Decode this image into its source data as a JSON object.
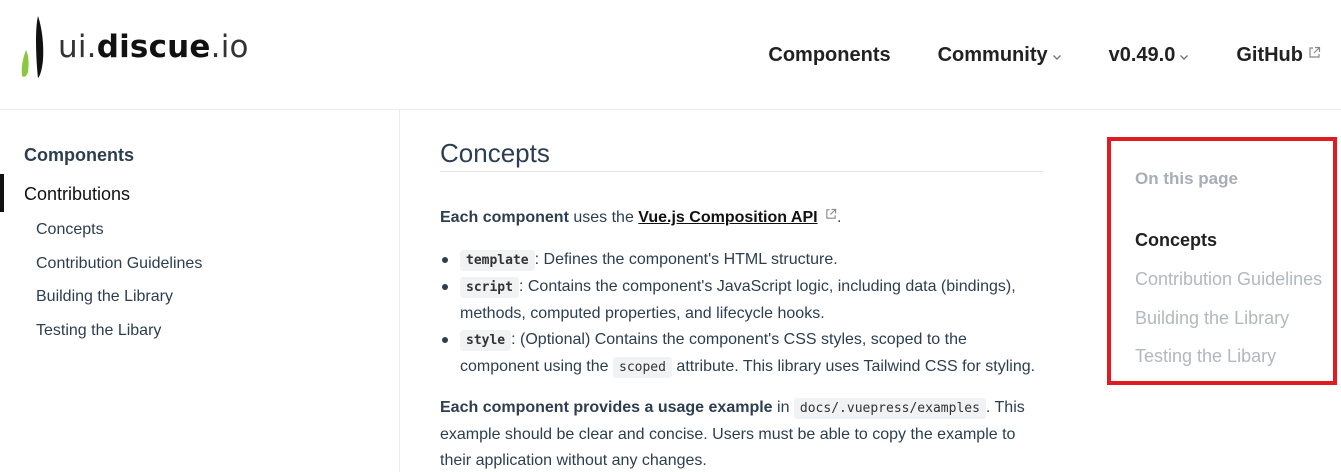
{
  "brand": {
    "name_prefix": "ui.",
    "name_main": "discue",
    "name_suffix": ".io",
    "mark_color": "#8dc63f"
  },
  "nav": {
    "components": "Components",
    "community": "Community",
    "version": "v0.49.0",
    "github": "GitHub"
  },
  "sidebar": {
    "group_components": "Components",
    "group_contributions": "Contributions",
    "items": [
      "Concepts",
      "Contribution Guidelines",
      "Building the Library",
      "Testing the Libary"
    ]
  },
  "content": {
    "title": "Concepts",
    "intro_bold": "Each component",
    "intro_text": " uses the ",
    "intro_link": "Vue.js Composition API",
    "intro_end": ".",
    "bullets": [
      {
        "code": "template",
        "text": ": Defines the component's HTML structure."
      },
      {
        "code": "script",
        "text": ": Contains the component's JavaScript logic, including data (bindings), methods, computed properties, and lifecycle hooks."
      },
      {
        "code": "style",
        "text_before": ": (Optional) Contains the component's CSS styles, scoped to the component using the ",
        "inline_code": "scoped",
        "text_after": " attribute. This library uses Tailwind CSS for styling."
      }
    ],
    "example_bold": "Each component provides a usage example",
    "example_in": " in ",
    "example_code": "docs/.vuepress/examples",
    "example_text": ". This example should be clear and concise. Users must be able to copy the example to their application without any changes."
  },
  "toc": {
    "heading": "On this page",
    "items": [
      "Concepts",
      "Contribution Guidelines",
      "Building the Library",
      "Testing the Libary"
    ],
    "highlight_color": "#e11b22"
  }
}
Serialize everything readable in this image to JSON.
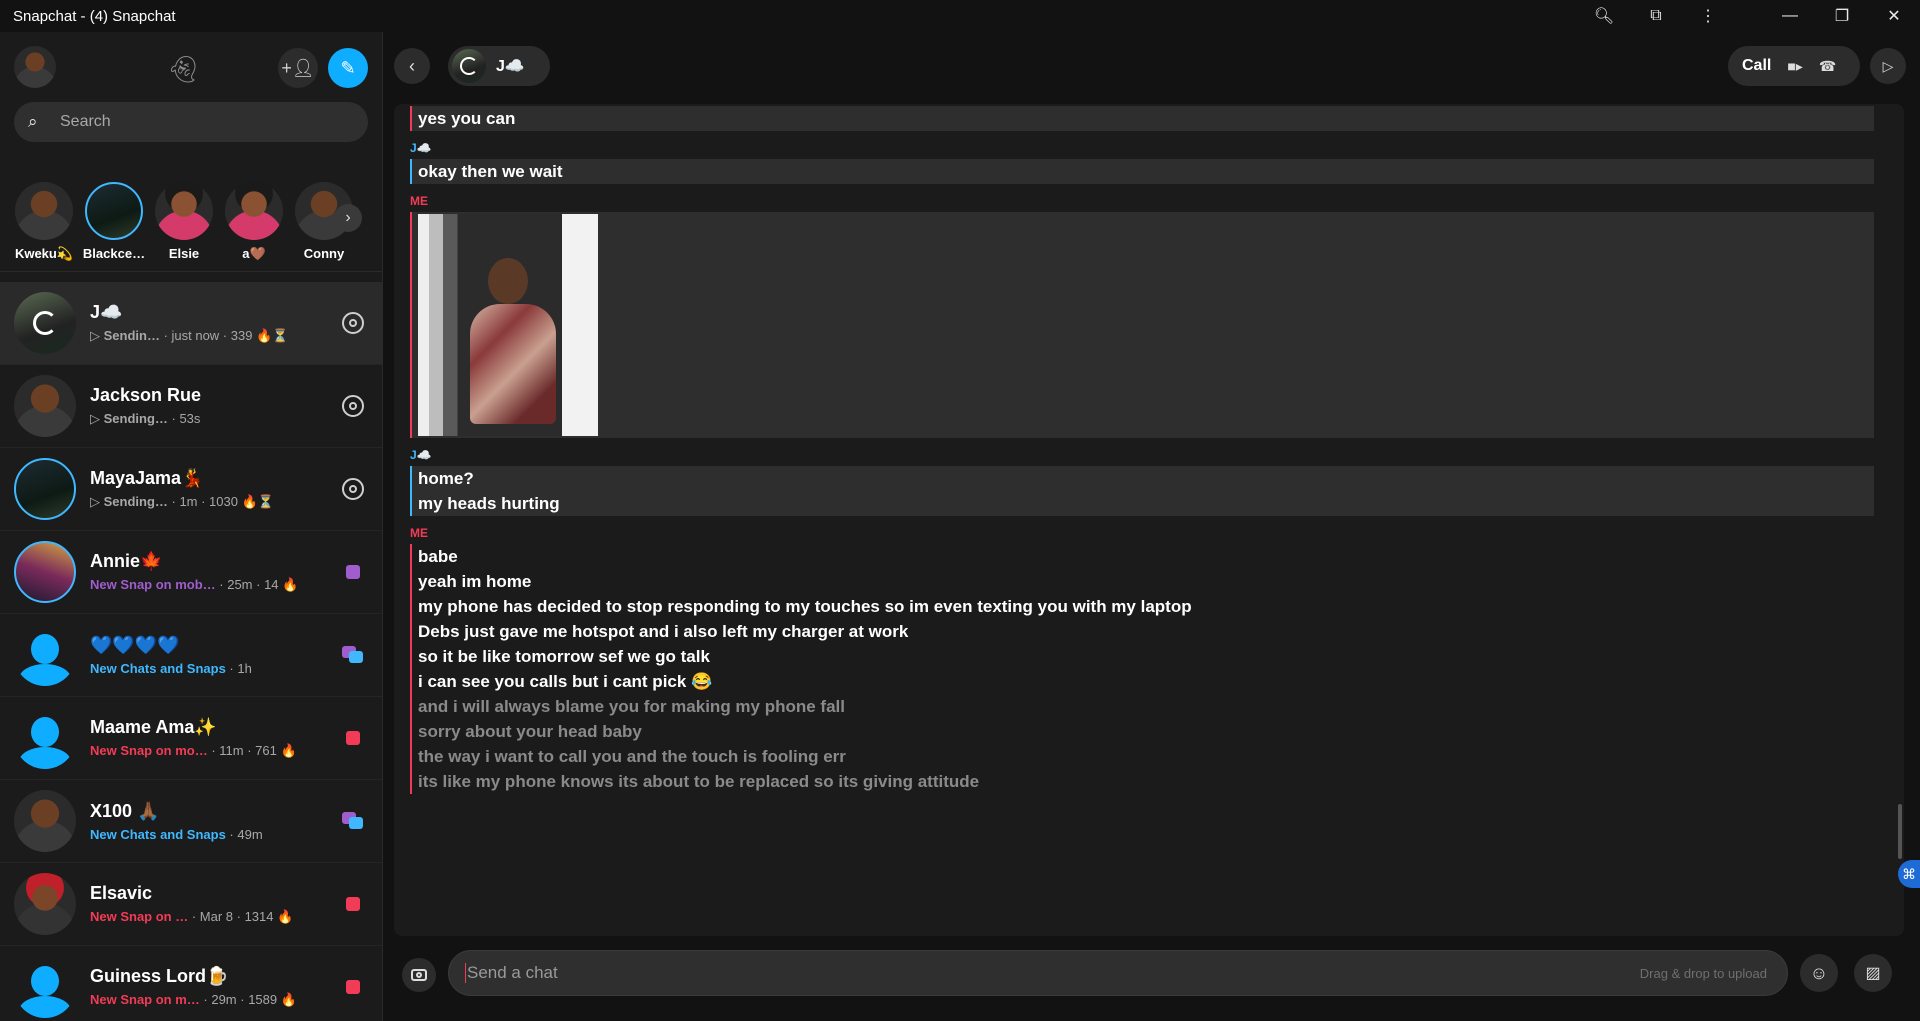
{
  "window": {
    "title": "Snapchat - (4) Snapchat",
    "icons": [
      "zoom-icon",
      "extension-icon",
      "more-icon",
      "minimize-icon",
      "restore-icon",
      "close-icon"
    ]
  },
  "sidebar": {
    "search_placeholder": "Search",
    "stories": [
      {
        "name": "Kweku💫"
      },
      {
        "name": "Blackce…"
      },
      {
        "name": "Elsie"
      },
      {
        "name": "a🤎"
      },
      {
        "name": "Conny"
      }
    ],
    "chats": [
      {
        "name": "J☁️",
        "status": "Sendin…",
        "meta": " · just now · 339 🔥⏳",
        "status_color": "grey",
        "right": "camera"
      },
      {
        "name": "Jackson Rue",
        "status": "Sending…",
        "meta": " · 53s",
        "status_color": "grey",
        "right": "camera"
      },
      {
        "name": "MayaJama💃",
        "status": "Sending…",
        "meta": " · 1m · 1030 🔥⏳",
        "status_color": "grey",
        "right": "camera"
      },
      {
        "name": "Annie🍁",
        "status": "New Snap on mob…",
        "meta": " · 25m · 14 🔥",
        "status_color": "purple",
        "right": "purple-square"
      },
      {
        "name": "💙💙💙💙",
        "status": "New Chats and Snaps",
        "meta": " · 1h",
        "status_color": "blue",
        "right": "chats"
      },
      {
        "name": "Maame Ama✨",
        "status": "New Snap on mo…",
        "meta": " · 11m · 761 🔥",
        "status_color": "red",
        "right": "red-square"
      },
      {
        "name": "X100 🙏🏾",
        "status": "New Chats and Snaps",
        "meta": " · 49m",
        "status_color": "blue",
        "right": "chats"
      },
      {
        "name": "Elsavic",
        "status": "New Snap on …",
        "meta": " · Mar 8 · 1314 🔥",
        "status_color": "red",
        "right": "red-square"
      },
      {
        "name": "Guiness Lord🍺",
        "status": "New Snap on m…",
        "meta": " · 29m · 1589 🔥",
        "status_color": "red",
        "right": "red-square"
      }
    ]
  },
  "chat": {
    "contact_name": "J☁️",
    "call_label": "Call",
    "me_label": "ME",
    "them_label": "J☁️",
    "msg_top": "yes you can",
    "msg_wait": "okay then we wait",
    "msg_home": "home?",
    "msg_head": "my heads hurting",
    "me_messages": [
      "babe",
      "yeah im home",
      "my phone has decided to stop responding to my touches so im even texting you with my laptop",
      "Debs just gave me hotspot and i also left my charger at work",
      "so it be like tomorrow sef we go talk",
      "i can see you calls but i cant pick 😂"
    ],
    "me_pending": [
      "and i will always blame you for making  my phone fall",
      "sorry about your head baby",
      "the way i want to call you and the touch is fooling err",
      "its like my phone knows its about to be replaced so its giving attitude"
    ],
    "composer_placeholder": "Send a chat",
    "drag_drop": "Drag & drop to upload"
  }
}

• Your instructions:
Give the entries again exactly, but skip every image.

• Written reply:
Decode this image into its source data as a JSON object.
{
  "brand": {
    "name_prefix": "ui.",
    "name_main": "discue",
    "name_suffix": ".io",
    "mark_color": "#8dc63f"
  },
  "nav": {
    "components": "Components",
    "community": "Community",
    "version": "v0.49.0",
    "github": "GitHub"
  },
  "sidebar": {
    "group_components": "Components",
    "group_contributions": "Contributions",
    "items": [
      "Concepts",
      "Contribution Guidelines",
      "Building the Library",
      "Testing the Libary"
    ]
  },
  "content": {
    "title": "Concepts",
    "intro_bold": "Each component",
    "intro_text": " uses the ",
    "intro_link": "Vue.js Composition API",
    "intro_end": ".",
    "bullets": [
      {
        "code": "template",
        "text": ": Defines the component's HTML structure."
      },
      {
        "code": "script",
        "text": ": Contains the component's JavaScript logic, including data (bindings), methods, computed properties, and lifecycle hooks."
      },
      {
        "code": "style",
        "text_before": ": (Optional) Contains the component's CSS styles, scoped to the component using the ",
        "inline_code": "scoped",
        "text_after": " attribute. This library uses Tailwind CSS for styling."
      }
    ],
    "example_bold": "Each component provides a usage example",
    "example_in": " in ",
    "example_code": "docs/.vuepress/examples",
    "example_text": ". This example should be clear and concise. Users must be able to copy the example to their application without any changes."
  },
  "toc": {
    "heading": "On this page",
    "items": [
      "Concepts",
      "Contribution Guidelines",
      "Building the Library",
      "Testing the Libary"
    ],
    "highlight_color": "#e11b22"
  }
}
Serialize everything readable in this image to JSON.
{
  "window": {
    "title": "Snapchat - (4) Snapchat",
    "icons": [
      "zoom-icon",
      "extension-icon",
      "more-icon",
      "minimize-icon",
      "restore-icon",
      "close-icon"
    ]
  },
  "sidebar": {
    "search_placeholder": "Search",
    "stories": [
      {
        "name": "Kweku💫"
      },
      {
        "name": "Blackce…"
      },
      {
        "name": "Elsie"
      },
      {
        "name": "a🤎"
      },
      {
        "name": "Conny"
      }
    ],
    "chats": [
      {
        "name": "J☁️",
        "status": "Sendin…",
        "meta": " · just now · 339 🔥⏳",
        "status_color": "grey",
        "right": "camera"
      },
      {
        "name": "Jackson Rue",
        "status": "Sending…",
        "meta": " · 53s",
        "status_color": "grey",
        "right": "camera"
      },
      {
        "name": "MayaJama💃",
        "status": "Sending…",
        "meta": " · 1m · 1030 🔥⏳",
        "status_color": "grey",
        "right": "camera"
      },
      {
        "name": "Annie🍁",
        "status": "New Snap on mob…",
        "meta": " · 25m · 14 🔥",
        "status_color": "purple",
        "right": "purple-square"
      },
      {
        "name": "💙💙💙💙",
        "status": "New Chats and Snaps",
        "meta": " · 1h",
        "status_color": "blue",
        "right": "chats"
      },
      {
        "name": "Maame Ama✨",
        "status": "New Snap on mo…",
        "meta": " · 11m · 761 🔥",
        "status_color": "red",
        "right": "red-square"
      },
      {
        "name": "X100 🙏🏾",
        "status": "New Chats and Snaps",
        "meta": " · 49m",
        "status_color": "blue",
        "right": "chats"
      },
      {
        "name": "Elsavic",
        "status": "New Snap on …",
        "meta": " · Mar 8 · 1314 🔥",
        "status_color": "red",
        "right": "red-square"
      },
      {
        "name": "Guiness Lord🍺",
        "status": "New Snap on m…",
        "meta": " · 29m · 1589 🔥",
        "status_color": "red",
        "right": "red-square"
      }
    ]
  },
  "chat": {
    "contact_name": "J☁️",
    "call_label": "Call",
    "me_label": "ME",
    "them_label": "J☁️",
    "msg_top": "yes you can",
    "msg_wait": "okay then we wait",
    "msg_home": "home?",
    "msg_head": "my heads hurting",
    "me_messages": [
      "babe",
      "yeah im home",
      "my phone has decided to stop responding to my touches so im even texting you with my laptop",
      "Debs just gave me hotspot and i also left my charger at work",
      "so it be like tomorrow sef we go talk",
      "i can see you calls but i cant pick 😂"
    ],
    "me_pending": [
      "and i will always blame you for making  my phone fall",
      "sorry about your head baby",
      "the way i want to call you and the touch is fooling err",
      "its like my phone knows its about to be replaced so its giving attitude"
    ],
    "composer_placeholder": "Send a chat",
    "drag_drop": "Drag & drop to upload"
  }
}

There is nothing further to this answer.